Discussing her personal departure from feminism, Carolyn McCulley, in her book, Radical Womanhood, says:

The light of God’s Word showed me truth. What I thought as right and true didn’t hold up to Scripture. Human observation and psychology could only point out a problem – proud women spar with men they deem to be weaker and not worthy of respect – but offered no credible solution to the tension between the sexes.

I didn’t need to reconcile my pantheon of inner goddesses. I needed to repent of my sin.

As do men.

The kicker is that feminism is partially right. Men do sin. They can diminish women’s accomplishments and limit women’s freedoms for self-centered reasons. Some men sexually assault women. Some men abuse their wives and children. many men degrade women through pornography. Feminism didn’t rise up because of fabricated offenses (25-26).

 So true. Feminism (and her best friend Egalitarianism)  did not rise up due to “fabricated offenses”. Sinful men who lord over women are meatheads and blockheads. To rip off the song from The Grinch Who Stole Christmas, “Your brain is full of spiders, you’ve got garlic in your soul, Mister [Blockhead]. / I wouldn’t touch you with a thirty-nine-and-a-half-foot pole.”
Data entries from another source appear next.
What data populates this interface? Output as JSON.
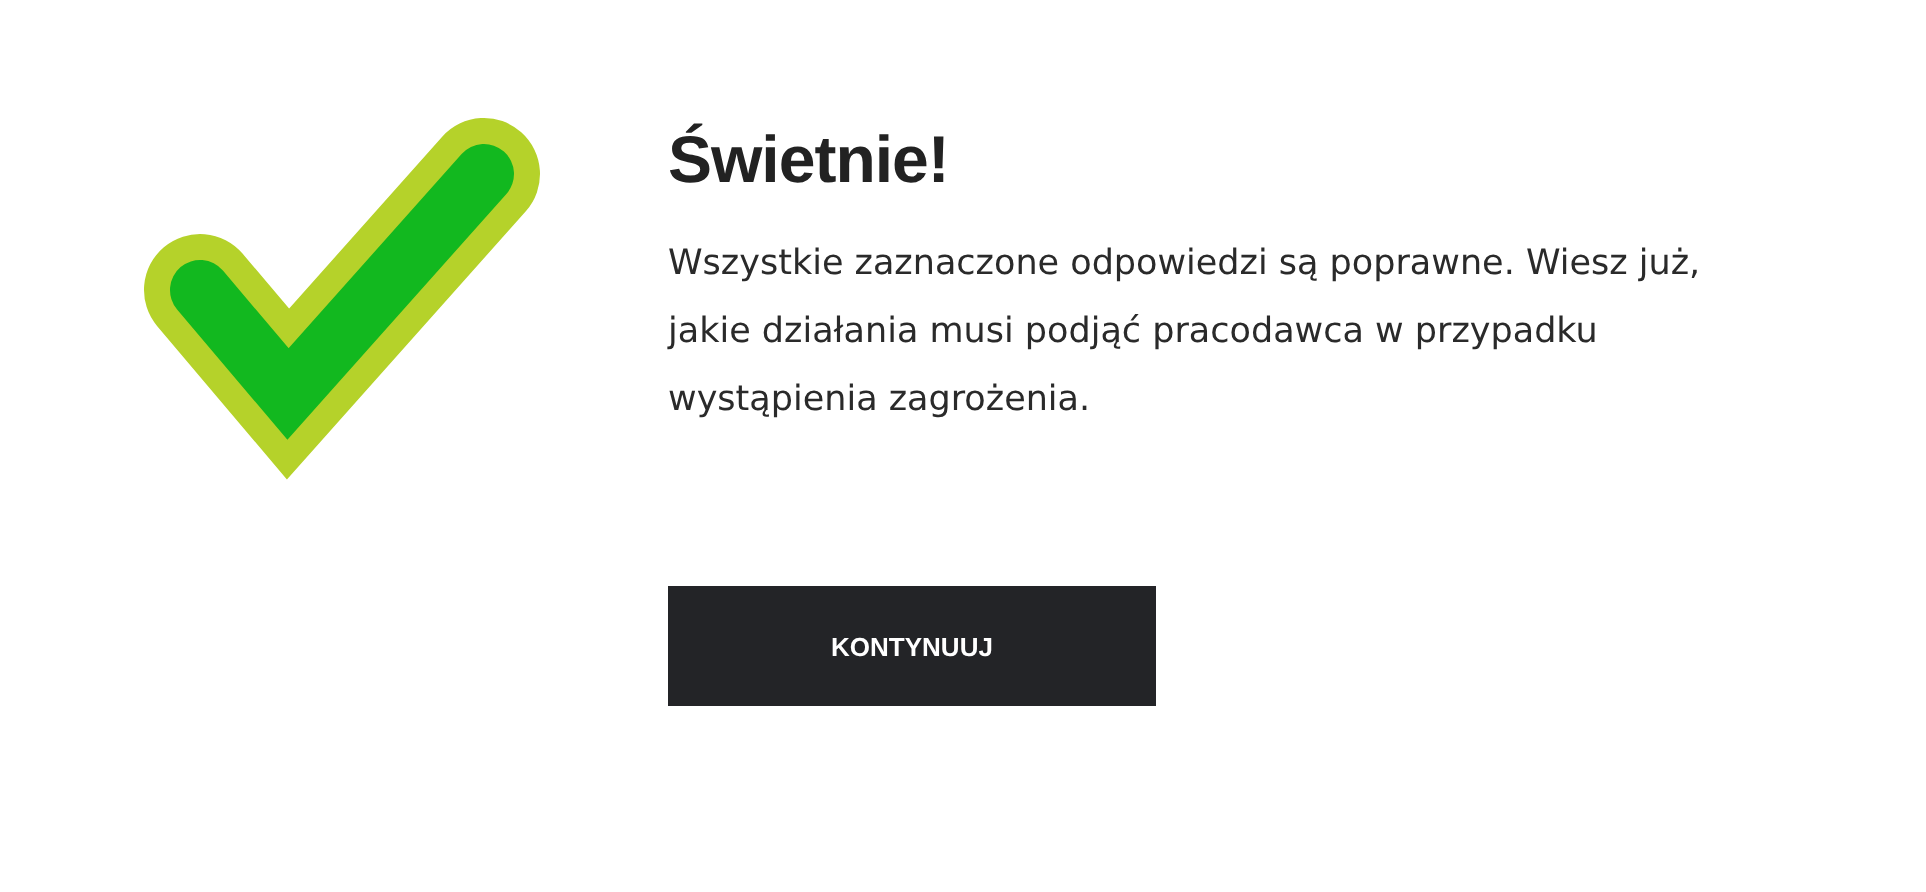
{
  "result": {
    "kind": "success",
    "title": "Świetnie!",
    "message": "Wszystkie zaznaczone odpowiedzi są poprawne. Wiesz już, jakie działania musi podjąć pracodawca w przypadku wystąpienia zagrożenia.",
    "button": "KONTYNUUJ"
  }
}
If you want a high-view of women, then you need look no further than Genesis. Adam is a type of Christ, he is the federal-head that represents all of mankind, and he is placed in a garden-sanctuary. In this garden-sanctuary Adam has prophet-priest-king duties to fulfill. However, it is not good that Adam be alone, so God blesses Adam and gives him Eve. In Genesis 2:18 we learn that Eve was created to sustain Adam by a covenant-of-companionship that would eliminate Adam’s loneliness. Eve is Adam’s “helpmeet” – although “help” isn’t the best translation, since the Hebrew ‘ezer kenegdo connotes coming alongside another in order to actively sustain and assist, i.e., “helpmeet” = “sustainer beside him” (see Robert Alter, Genesis, 9). Also, Proverbs 31 describes a woman as a heroic, domestic warrior (see conclusion from sermon notes by Peter Leithart). A woman does much more than “help” – according to the Bible she is much, much more than an auxiliary to man. If you don’t have a Biblical view of women, then, as McCulley reminds herself and her readers, you need to repent of your sin.

Once-for-Allness of Atonement

“It is indeed highly necessary to recognize the continued high priestly activity of Christ in heaven. . . . We must distinguish between the offering of sacrifice and the subsequent activity of the high priest. What the New Testament stresses is the historical once-for-allness of the sacrifice that expiated guilt and reconciled to God (cf. Heb 1:3; 9:12, 25-28). To fail to assess the finality of this once-for-allness is to misconceive what atonement really is” (John Murray, Redemption – Accomplished and Applied, 54).

Puritan Hermeneutics and Exegesis

Excerpt from the conclusion to the second chapter (“Puritan Hermeneutics and Exegesis”) in A Puritan Theology: Doctrine for Life by Joel R. Beeke and Mark Jones.

Thus, their [Puritan authors like John Owen, Thomas Goodwin, John Howe, Stephen Charnock, etc.] covenantal reading of the Bible, whereby history is divided into two basic covenants (i.e., works and grace) meant that they were consciously reading the Scriptures with a Christ-centered lens, which was seen in their use of typology and, at times, allegory. They rejected the many “sense” of Scripture (i.e., the so-called quadriga), but their writings certainly show that they were often keen to press home the “fuller sense” of certain passages, which may have multiple layers of meanings and was a legitimate application of the literal meaning (sensus literalis). Their view that the Scriptures were internally consistent and that most theological truths had to be gathered out of more than one place in the Bible made the basic principles of the analogy of faith and “good and necessary consequence” [WCF. I.] an indispensable part of their hermeneutic. These principles of interpretation are important, but if reason alone tries to make sense of the mystery of the gospel, a Christian will forever run into error and heresy. Only a Spirit-wrought, supernatural faith will allow a Christian to believe that God had a Son as old as Himself! And yet to come to formulate such a truth a host of interpretative techniques were required (40).